by Andrew J. Wight 03-31-2020

People buy supplies in a local store after health authorities found a positive patient of the coronavirus disease (COVID-19) in the nearby city of Metapan, in Texistepeque, El Salvador, March 19, 2020. REUTERS/Jose Cabezas

Priests, doctors, and journalists there told Sojourners the Central American country of just 6 million people has had one of the most robust responses in the world to COVID-19, the disease caused by the SARS-CoV-2 virus.

Where Indigenous Women Take Lead on Land Rights, Communities Thrive

by Andrew J. Wight 03-06-2020

Indigenous women leaders gather at FENAMAD headquarters in Puerto Maldonado, Peru on Sept. 3, 2019. Photo by Andrew J Wight for Sojourners

Across the globe, women are on the front lines of protecting traditional and Indigenous land from threats like mining, ranching, and a range of other challenges – but they often struggle to have their own rights to these lands recognized and respected. But in some places, the church is stepping in.

Indigenous Women's Agro-Ecology Is Healing Guatemala's Landscape

by Andrew J. Wight 01-29-2020

A burial mound and monument to the dozens of victims of one of the Rio Negro massacres in the 1980s, in a cemetery outside Rabinal, Lower Verapaz, Guatemala, on Jan. 7, 2020. Credit: Andrew J. Wight

The rise of Indigenous-led conservation models holds promise. 

Women Forge New Path for Catholic Church in Amazon

by Andrew J. Wight 11-04-2019

Brazilian indigenous leaders proceed out of Saint Peter's Basilica after the closing mass of the Amazon synod on Oct. 27, 2019. Credit: Andrew J Wight

Indigenous women from Amazon basin nations spoke with high-level clergy at the Amazon Synod. 

Indigenous Women in the Peruvian Amazon Are Leading the Fight for Rights

by Andrew J. Wight 09-18-2019

Members of the Azaire indigenous community in their traditional dress, in front of their fish farming ponds in Madre de Dios region, Peru on Sept. 1, 2019. Credit: Andrew J Wight

More than two dozen indigenous women leaders from across the Madre de Dios region of the Peruvian Amazon met to share their experiences.

Colombian Indigenous Students Blast Into Solar Future

by Andrew J. Wight 06-05-2019

Wayuú student shows the solar cell he built in a science workshop at the Ricardo Gomez School in Manaure, La Guajira, Colombia. Photo credit: Daniel López @dlopezphotography

On June 20, a rocket is scheduled to blast off from NASA’s Wallops Flight Facility in Virginia, USA, carrying a precious cargo: a solar cell science project from Nestor Epinayu, 16, and his fellow science club members from a small indigenous community in Colombia.

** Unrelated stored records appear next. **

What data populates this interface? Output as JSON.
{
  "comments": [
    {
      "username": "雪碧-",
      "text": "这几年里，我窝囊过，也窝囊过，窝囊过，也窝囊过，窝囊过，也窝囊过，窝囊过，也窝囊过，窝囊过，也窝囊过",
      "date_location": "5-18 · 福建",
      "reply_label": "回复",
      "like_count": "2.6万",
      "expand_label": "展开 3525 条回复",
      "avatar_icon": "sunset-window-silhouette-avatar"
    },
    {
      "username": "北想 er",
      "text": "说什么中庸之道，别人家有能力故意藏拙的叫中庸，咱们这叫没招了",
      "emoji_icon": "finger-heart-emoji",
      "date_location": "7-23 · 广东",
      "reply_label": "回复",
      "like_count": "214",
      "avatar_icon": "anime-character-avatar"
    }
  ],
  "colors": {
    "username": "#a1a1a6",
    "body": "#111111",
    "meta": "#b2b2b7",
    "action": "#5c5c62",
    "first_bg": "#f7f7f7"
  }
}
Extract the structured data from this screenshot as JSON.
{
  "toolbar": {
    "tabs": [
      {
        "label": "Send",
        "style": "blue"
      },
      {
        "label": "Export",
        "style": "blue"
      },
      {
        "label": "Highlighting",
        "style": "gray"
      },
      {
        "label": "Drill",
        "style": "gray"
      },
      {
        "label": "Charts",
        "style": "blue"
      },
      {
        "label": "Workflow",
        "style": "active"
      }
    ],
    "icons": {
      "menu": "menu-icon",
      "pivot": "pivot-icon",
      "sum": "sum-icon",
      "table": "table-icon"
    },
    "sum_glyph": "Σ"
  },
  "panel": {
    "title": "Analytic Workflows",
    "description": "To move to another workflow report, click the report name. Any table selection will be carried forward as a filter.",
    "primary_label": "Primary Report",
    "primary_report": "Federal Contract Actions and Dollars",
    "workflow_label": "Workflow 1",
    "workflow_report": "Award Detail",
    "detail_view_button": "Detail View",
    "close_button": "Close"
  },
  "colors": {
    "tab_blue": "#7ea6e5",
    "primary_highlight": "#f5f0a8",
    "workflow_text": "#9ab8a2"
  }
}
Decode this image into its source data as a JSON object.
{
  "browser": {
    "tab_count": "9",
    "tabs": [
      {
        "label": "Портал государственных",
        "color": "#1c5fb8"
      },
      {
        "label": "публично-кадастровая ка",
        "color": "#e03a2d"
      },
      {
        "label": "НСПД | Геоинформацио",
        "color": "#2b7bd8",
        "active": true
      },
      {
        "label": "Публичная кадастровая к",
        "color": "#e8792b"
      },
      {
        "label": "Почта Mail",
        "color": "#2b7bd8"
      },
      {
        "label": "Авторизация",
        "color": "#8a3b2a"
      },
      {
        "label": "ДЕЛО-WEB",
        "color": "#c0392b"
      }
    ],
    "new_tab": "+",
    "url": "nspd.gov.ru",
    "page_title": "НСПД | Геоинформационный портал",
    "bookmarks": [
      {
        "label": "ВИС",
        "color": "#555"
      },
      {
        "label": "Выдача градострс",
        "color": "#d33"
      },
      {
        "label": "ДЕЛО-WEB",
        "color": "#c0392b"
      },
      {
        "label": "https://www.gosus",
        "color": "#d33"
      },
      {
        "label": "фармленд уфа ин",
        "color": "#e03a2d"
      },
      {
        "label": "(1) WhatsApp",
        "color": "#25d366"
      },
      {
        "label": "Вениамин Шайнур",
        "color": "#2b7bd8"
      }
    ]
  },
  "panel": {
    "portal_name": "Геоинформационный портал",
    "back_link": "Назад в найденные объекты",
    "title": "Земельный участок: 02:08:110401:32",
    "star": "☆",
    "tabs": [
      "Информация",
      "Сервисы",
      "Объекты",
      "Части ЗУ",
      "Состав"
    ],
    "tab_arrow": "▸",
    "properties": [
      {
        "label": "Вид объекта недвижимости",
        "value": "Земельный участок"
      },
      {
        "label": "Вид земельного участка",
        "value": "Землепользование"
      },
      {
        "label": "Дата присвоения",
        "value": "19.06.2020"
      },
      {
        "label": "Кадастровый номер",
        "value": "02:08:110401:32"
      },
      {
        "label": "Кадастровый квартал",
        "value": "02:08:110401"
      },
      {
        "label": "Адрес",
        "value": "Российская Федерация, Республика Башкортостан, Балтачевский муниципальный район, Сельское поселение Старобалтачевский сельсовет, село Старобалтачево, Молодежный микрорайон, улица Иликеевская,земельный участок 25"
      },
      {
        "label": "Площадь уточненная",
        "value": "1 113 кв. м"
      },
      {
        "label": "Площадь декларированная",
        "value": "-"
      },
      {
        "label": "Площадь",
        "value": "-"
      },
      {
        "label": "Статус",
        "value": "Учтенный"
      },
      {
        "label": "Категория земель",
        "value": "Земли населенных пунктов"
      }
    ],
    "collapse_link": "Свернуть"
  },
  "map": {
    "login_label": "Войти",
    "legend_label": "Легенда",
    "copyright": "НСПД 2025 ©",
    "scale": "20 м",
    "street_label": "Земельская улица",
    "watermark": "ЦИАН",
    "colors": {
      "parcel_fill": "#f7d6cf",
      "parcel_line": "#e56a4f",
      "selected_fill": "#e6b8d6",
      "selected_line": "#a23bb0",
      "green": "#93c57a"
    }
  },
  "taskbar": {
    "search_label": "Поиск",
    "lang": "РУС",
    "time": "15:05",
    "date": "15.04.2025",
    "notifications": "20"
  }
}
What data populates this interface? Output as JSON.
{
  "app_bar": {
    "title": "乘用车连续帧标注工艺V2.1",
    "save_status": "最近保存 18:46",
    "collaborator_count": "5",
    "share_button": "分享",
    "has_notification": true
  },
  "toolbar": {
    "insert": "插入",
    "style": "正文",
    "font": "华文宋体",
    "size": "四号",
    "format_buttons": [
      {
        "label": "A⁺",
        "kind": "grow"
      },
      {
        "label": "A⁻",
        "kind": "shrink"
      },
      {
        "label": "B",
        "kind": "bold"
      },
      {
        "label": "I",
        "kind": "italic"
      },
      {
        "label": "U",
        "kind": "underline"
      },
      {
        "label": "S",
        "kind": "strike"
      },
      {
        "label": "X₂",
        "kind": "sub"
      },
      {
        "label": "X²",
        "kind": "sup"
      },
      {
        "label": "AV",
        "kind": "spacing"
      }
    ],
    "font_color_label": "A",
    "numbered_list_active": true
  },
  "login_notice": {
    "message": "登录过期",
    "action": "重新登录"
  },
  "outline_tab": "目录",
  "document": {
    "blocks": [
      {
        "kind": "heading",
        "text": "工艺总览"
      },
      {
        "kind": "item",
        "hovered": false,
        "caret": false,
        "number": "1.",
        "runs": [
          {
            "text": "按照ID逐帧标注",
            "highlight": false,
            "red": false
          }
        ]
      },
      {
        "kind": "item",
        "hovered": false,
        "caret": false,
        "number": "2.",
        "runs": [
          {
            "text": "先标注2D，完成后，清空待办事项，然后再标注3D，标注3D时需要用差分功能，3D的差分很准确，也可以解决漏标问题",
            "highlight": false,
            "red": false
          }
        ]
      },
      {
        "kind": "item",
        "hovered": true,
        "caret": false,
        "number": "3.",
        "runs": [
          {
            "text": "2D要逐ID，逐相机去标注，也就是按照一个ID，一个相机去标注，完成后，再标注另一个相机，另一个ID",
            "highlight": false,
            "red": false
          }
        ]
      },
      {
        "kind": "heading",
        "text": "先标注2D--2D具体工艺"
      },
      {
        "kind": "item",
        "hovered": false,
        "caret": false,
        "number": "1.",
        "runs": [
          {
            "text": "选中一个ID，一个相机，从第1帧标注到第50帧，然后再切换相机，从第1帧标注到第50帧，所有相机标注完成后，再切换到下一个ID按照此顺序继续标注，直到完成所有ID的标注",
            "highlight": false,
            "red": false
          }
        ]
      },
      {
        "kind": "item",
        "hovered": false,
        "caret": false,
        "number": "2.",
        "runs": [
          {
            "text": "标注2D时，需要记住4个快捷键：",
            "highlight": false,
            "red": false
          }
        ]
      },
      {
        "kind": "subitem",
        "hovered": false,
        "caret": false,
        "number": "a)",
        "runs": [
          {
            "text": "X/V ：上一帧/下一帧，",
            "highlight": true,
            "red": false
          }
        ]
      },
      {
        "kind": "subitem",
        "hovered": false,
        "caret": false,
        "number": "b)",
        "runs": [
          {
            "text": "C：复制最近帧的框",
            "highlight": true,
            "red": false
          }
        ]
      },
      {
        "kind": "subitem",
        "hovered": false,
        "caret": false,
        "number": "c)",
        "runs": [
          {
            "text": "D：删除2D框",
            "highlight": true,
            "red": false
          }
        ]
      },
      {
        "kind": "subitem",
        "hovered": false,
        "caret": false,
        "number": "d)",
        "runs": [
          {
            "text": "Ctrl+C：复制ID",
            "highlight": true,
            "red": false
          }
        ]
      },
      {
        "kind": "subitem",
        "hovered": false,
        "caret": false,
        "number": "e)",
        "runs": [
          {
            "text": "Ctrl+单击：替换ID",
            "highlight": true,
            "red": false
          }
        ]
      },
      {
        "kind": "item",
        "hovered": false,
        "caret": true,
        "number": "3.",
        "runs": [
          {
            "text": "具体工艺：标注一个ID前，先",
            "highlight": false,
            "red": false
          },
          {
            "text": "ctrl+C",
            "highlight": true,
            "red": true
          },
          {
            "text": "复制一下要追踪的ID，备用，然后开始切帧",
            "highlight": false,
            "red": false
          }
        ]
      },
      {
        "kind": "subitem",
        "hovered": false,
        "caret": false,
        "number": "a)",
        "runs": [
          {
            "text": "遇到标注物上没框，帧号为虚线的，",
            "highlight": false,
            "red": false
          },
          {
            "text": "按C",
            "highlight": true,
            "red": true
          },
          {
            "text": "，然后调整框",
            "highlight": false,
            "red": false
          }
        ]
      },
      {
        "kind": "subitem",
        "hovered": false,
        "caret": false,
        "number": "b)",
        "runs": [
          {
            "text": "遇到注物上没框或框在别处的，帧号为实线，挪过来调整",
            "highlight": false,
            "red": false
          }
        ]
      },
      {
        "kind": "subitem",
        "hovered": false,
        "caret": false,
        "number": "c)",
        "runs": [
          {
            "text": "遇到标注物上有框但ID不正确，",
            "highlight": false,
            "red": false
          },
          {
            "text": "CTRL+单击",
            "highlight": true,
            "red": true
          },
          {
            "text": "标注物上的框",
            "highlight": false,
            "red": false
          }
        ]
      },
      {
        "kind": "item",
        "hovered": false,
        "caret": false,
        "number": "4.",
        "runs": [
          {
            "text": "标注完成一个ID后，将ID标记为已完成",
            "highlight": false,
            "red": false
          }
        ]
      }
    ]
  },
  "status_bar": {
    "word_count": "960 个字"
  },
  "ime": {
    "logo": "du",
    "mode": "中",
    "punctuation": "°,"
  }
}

More than just a children's science project, solar energy plays a huge role in bringing electricity to this community in La Guajira, on the border with Venezuela.

Girls’ Love of Science Takes Root in Rural Colombia

by Andrew J. Wight 03-05-2019

Daniela Benavides, 12, Anye Manco, 15, and Shirley Moreno, 15, are three of the female students in the Robotronics team at the Luis Maria Jimenez school in Aguazul municipality, Casanare, Colombia. Photos by Andrew J. Wight for Sojourners.

In an isolated part of Colombia better known for rice, pineapples, and paramilitaries, something else is taking root: the next generation of female scientists. In 2016, Colombia’s government signed a peace treaty with the FARC guerilla group to bring an end to the country’s 50-year civil conflict — but the scars and traumas of that era echo throughout the countryside. As Sojourners visited the tiny town of San José del Bubuy, in Casanare department (state), physicist turned school teacher Jhon Vega tells of some of the challenges in this new era.

In a Collapsing Venezuela, Kids Are Crossing the Border to Get an Education

by Andrew J. Wight 12-12-2018

Photo courtesy Andrew J. Wight

At the hectic border crossing between La Guajira department in Colombia and Zulia state in Venezuela, there are a surprising number of kids in school uniforms – niños pendulares, or pendulum kids.